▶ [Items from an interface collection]
-=-=-

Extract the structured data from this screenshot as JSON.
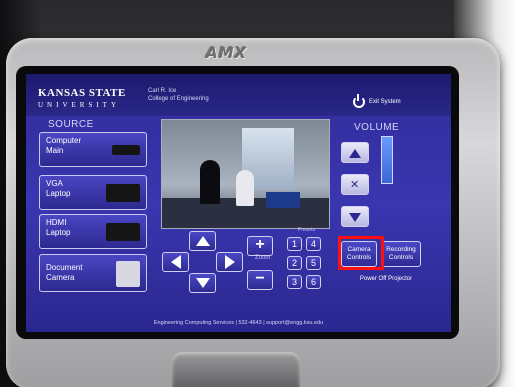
{
  "device": {
    "brand": "AMX"
  },
  "header": {
    "university_line1": "KANSAS STATE",
    "university_line2": "UNIVERSITY",
    "dept_line1": "Carl R. Ice",
    "dept_line2": "College of Engineering",
    "exit_label": "Exit System"
  },
  "source": {
    "title": "SOURCE",
    "items": [
      {
        "line1": "Computer",
        "line2": "Main"
      },
      {
        "line1": "VGA",
        "line2": "Laptop"
      },
      {
        "line1": "HDMI",
        "line2": "Laptop"
      },
      {
        "line1": "Document",
        "line2": "Camera"
      }
    ]
  },
  "camera": {
    "zoom_label": "Zoom",
    "presets_label": "Presets",
    "zoom_in": "+",
    "zoom_out": "−",
    "presets": [
      "1",
      "4",
      "2",
      "5",
      "3",
      "6"
    ]
  },
  "volume": {
    "title": "VOLUME"
  },
  "modes": {
    "camera_controls": "Camera Controls",
    "recording_controls": "Recording Controls",
    "power_off": "Power Off Projector"
  },
  "footer": {
    "text": "Engineering Computing Services | 532-4643 | support@engg.ksu.edu"
  },
  "colors": {
    "panel": "#3a36b0",
    "highlight": "#ff1010"
  }
}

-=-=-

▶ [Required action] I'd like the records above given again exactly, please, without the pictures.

▶ [Expected answer]
Extract the structured data from this screenshot as JSON.
{
  "device": {
    "brand": "AMX"
  },
  "header": {
    "university_line1": "KANSAS STATE",
    "university_line2": "UNIVERSITY",
    "dept_line1": "Carl R. Ice",
    "dept_line2": "College of Engineering",
    "exit_label": "Exit System"
  },
  "source": {
    "title": "SOURCE",
    "items": [
      {
        "line1": "Computer",
        "line2": "Main"
      },
      {
        "line1": "VGA",
        "line2": "Laptop"
      },
      {
        "line1": "HDMI",
        "line2": "Laptop"
      },
      {
        "line1": "Document",
        "line2": "Camera"
      }
    ]
  },
  "camera": {
    "zoom_label": "Zoom",
    "presets_label": "Presets",
    "zoom_in": "+",
    "zoom_out": "−",
    "presets": [
      "1",
      "4",
      "2",
      "5",
      "3",
      "6"
    ]
  },
  "volume": {
    "title": "VOLUME"
  },
  "modes": {
    "camera_controls": "Camera Controls",
    "recording_controls": "Recording Controls",
    "power_off": "Power Off Projector"
  },
  "footer": {
    "text": "Engineering Computing Services | 532-4643 | support@engg.ksu.edu"
  },
  "colors": {
    "panel": "#3a36b0",
    "highlight": "#ff1010"
  }
}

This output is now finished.